### Activity
Below are the records; copy each line in which "protected" can be found.

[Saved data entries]
------------------------------

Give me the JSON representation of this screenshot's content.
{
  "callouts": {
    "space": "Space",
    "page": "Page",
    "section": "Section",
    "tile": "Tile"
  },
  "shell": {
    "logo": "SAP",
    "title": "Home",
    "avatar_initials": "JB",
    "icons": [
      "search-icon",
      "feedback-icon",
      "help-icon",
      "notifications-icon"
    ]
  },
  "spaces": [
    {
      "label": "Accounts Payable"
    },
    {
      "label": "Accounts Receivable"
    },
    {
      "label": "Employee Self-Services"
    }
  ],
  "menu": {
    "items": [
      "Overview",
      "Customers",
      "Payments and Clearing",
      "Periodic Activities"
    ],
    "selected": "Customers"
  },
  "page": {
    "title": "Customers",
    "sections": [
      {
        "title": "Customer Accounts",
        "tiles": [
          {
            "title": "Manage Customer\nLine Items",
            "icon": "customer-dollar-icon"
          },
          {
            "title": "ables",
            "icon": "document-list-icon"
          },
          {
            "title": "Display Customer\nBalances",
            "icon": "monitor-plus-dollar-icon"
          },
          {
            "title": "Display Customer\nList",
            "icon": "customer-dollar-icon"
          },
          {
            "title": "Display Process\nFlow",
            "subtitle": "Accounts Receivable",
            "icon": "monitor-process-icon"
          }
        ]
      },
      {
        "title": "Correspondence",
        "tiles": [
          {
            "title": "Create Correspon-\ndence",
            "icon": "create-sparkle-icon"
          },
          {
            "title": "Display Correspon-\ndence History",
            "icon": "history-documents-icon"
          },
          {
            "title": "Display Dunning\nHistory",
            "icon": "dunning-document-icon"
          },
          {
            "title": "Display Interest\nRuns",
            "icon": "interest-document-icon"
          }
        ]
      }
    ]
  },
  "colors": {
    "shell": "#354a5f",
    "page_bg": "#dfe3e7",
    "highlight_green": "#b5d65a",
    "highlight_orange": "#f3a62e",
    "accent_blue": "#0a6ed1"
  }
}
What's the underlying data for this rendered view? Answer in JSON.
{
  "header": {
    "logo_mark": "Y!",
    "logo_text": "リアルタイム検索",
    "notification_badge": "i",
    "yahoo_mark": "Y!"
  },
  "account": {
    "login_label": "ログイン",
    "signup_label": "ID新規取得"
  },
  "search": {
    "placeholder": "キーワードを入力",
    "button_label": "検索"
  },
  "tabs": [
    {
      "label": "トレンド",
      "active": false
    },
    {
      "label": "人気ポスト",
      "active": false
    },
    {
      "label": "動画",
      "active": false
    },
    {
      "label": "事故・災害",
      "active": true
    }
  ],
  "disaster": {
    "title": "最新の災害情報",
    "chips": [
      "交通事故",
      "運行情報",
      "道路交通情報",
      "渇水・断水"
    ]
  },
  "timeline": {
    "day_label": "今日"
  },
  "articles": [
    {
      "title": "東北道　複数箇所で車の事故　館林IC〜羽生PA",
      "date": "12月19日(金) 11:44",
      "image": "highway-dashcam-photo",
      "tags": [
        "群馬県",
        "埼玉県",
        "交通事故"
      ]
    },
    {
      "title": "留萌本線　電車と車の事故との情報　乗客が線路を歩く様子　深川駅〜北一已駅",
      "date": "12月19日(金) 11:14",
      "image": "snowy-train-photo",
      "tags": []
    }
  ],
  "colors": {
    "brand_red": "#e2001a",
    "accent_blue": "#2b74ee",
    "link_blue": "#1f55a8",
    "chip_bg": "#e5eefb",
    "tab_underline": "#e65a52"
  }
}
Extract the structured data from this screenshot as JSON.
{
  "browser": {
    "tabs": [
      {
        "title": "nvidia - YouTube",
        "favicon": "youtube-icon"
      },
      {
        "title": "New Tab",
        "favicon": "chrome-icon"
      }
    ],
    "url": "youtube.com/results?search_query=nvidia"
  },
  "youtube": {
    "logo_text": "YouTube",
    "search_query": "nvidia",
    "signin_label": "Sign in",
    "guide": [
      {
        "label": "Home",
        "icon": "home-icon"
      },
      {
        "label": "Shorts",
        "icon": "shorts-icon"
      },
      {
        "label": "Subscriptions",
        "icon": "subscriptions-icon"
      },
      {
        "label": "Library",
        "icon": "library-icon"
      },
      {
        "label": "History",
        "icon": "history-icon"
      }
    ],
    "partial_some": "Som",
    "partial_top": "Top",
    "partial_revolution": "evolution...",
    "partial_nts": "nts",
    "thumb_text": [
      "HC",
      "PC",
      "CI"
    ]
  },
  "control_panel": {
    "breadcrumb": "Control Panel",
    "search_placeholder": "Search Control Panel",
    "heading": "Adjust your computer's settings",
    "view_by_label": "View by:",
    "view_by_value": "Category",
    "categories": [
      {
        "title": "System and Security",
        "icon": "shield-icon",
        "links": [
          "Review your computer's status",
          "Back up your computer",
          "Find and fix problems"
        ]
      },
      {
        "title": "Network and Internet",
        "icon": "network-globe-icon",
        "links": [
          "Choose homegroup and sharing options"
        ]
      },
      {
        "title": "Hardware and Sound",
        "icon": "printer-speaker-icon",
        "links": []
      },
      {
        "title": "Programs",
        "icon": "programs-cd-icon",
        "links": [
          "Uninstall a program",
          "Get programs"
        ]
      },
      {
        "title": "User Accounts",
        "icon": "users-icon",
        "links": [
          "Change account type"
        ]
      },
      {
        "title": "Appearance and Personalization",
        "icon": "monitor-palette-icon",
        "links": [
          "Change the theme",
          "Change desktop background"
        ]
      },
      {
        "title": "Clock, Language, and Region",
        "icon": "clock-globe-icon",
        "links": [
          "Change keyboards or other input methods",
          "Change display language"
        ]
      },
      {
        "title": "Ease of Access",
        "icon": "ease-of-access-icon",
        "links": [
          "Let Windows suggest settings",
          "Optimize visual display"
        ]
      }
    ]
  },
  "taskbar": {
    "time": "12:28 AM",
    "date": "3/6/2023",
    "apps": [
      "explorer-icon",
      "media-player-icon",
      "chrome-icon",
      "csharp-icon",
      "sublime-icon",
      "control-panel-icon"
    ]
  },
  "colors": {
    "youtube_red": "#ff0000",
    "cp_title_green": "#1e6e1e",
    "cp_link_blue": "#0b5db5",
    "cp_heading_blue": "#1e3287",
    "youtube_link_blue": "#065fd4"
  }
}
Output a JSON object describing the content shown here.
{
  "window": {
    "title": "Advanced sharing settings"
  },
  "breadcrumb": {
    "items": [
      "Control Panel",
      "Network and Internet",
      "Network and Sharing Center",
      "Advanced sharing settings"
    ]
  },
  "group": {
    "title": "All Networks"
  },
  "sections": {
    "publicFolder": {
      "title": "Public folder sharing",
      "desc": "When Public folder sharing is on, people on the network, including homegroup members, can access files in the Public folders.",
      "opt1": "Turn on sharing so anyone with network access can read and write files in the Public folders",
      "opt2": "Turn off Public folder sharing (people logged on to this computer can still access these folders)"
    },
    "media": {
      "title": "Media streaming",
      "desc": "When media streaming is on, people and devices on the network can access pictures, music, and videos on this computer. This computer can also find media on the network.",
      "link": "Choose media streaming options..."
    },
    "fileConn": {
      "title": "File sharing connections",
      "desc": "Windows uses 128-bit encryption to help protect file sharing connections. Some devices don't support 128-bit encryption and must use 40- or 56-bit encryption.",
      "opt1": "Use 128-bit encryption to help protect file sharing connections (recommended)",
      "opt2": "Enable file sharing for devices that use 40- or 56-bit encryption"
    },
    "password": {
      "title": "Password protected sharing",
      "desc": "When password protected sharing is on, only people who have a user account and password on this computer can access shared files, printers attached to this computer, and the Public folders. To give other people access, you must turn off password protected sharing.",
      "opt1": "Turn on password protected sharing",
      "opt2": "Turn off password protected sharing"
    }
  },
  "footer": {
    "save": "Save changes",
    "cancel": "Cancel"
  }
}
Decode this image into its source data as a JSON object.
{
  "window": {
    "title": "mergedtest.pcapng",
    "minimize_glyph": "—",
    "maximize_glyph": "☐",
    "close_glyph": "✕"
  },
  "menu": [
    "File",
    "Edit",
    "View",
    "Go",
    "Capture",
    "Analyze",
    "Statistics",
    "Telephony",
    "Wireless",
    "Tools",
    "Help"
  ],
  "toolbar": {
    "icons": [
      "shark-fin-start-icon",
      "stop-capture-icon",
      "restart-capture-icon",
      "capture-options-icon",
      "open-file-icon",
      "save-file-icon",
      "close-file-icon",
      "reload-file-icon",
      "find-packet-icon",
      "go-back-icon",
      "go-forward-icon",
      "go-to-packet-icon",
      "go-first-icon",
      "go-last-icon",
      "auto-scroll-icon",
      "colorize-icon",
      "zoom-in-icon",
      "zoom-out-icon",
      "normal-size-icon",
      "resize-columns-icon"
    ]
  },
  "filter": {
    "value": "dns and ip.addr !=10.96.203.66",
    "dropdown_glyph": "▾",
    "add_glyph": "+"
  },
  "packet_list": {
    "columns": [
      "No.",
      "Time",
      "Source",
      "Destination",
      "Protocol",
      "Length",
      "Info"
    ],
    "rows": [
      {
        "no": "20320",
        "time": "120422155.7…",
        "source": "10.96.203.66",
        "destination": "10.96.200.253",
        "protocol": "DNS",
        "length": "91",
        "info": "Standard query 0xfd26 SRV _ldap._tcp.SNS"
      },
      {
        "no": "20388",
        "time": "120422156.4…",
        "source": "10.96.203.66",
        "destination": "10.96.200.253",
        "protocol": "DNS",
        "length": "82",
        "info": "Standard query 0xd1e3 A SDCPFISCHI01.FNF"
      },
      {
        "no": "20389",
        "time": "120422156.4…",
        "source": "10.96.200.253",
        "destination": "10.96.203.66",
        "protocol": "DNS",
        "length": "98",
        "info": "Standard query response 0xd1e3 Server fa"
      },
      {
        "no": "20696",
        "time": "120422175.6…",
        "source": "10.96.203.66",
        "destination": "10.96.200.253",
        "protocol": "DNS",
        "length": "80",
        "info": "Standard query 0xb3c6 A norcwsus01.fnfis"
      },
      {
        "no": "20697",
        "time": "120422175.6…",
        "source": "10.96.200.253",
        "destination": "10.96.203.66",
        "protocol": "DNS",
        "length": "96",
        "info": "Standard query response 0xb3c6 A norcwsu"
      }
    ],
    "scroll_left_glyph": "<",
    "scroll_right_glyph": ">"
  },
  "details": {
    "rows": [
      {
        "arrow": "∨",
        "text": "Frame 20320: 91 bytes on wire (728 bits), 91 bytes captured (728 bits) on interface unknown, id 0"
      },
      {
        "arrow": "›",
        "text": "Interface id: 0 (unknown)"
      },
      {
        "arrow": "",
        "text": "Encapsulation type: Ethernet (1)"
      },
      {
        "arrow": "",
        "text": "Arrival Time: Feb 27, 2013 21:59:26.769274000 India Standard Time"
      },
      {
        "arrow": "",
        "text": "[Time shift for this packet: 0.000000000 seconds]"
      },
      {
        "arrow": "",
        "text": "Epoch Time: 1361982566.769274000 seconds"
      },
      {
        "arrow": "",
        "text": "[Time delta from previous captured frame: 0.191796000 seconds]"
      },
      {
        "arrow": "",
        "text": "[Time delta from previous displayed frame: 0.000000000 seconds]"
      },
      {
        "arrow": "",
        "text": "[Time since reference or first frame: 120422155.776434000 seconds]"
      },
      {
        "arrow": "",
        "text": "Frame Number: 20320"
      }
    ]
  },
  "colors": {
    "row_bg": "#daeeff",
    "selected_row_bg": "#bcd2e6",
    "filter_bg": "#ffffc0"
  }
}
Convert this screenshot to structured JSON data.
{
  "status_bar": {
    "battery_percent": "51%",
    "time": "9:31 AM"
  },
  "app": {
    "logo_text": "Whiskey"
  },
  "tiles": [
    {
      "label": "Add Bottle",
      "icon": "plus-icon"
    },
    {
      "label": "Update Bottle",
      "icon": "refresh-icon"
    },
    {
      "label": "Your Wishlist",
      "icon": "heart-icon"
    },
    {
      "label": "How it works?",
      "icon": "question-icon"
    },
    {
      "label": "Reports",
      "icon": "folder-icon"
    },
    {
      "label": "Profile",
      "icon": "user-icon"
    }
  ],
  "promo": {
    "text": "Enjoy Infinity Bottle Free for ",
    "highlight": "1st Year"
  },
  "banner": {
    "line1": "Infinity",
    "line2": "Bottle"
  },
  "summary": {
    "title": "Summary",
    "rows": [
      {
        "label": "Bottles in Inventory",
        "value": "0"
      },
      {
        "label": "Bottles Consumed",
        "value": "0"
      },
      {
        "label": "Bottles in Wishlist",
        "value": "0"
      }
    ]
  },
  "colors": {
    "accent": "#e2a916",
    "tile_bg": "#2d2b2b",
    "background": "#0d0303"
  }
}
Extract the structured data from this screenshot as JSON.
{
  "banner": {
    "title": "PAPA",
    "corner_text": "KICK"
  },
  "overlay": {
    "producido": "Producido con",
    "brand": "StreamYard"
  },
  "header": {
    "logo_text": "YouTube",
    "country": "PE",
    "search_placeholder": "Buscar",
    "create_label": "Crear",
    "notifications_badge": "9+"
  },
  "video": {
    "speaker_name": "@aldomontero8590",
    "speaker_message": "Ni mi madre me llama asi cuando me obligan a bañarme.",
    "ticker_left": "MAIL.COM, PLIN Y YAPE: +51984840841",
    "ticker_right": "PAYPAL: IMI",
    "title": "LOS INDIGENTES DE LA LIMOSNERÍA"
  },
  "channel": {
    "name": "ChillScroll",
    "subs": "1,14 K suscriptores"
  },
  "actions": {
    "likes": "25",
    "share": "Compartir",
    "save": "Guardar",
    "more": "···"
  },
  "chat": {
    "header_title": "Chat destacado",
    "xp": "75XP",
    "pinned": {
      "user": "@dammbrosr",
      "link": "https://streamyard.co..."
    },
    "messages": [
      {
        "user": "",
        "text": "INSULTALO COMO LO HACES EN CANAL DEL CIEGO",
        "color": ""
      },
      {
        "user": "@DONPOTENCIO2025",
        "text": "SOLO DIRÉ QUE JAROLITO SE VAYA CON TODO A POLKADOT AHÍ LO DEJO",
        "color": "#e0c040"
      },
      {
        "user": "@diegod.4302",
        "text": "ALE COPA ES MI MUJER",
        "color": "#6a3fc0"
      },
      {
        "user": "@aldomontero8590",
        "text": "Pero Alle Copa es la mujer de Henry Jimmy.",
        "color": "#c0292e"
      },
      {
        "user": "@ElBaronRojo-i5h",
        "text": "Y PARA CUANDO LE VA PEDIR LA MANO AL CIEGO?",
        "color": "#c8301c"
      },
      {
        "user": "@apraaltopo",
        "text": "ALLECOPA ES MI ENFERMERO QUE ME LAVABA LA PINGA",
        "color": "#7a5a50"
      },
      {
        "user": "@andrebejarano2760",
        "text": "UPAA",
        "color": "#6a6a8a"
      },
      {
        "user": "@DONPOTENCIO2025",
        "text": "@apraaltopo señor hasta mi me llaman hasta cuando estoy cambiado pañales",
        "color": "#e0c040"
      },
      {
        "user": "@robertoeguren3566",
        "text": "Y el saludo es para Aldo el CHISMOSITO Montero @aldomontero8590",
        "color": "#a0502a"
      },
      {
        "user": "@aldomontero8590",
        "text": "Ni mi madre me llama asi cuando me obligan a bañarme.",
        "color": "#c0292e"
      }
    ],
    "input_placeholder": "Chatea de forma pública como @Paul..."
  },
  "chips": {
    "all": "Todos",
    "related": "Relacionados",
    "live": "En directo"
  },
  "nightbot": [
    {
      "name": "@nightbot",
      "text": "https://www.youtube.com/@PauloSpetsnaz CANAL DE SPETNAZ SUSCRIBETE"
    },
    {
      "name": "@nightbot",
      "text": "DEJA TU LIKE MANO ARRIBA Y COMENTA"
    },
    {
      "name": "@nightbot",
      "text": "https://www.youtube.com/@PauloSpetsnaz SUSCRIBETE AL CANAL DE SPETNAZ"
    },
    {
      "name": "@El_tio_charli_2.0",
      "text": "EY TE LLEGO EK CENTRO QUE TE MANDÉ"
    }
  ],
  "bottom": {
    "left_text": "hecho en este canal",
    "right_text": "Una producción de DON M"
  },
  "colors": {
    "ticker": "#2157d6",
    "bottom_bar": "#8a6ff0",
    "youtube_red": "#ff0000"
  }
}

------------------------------

### Answer to the exercise
      "title": "Password protected sharing",
      "desc": "When password protected sharing is on, only people who have a user account and password on this computer can access shared files, printers attached to this computer, and the Public folders. To give other people access, you must turn off password protected sharing.",
      "opt1": "Turn on password protected sharing",
      "opt2": "Turn off password protected sharing"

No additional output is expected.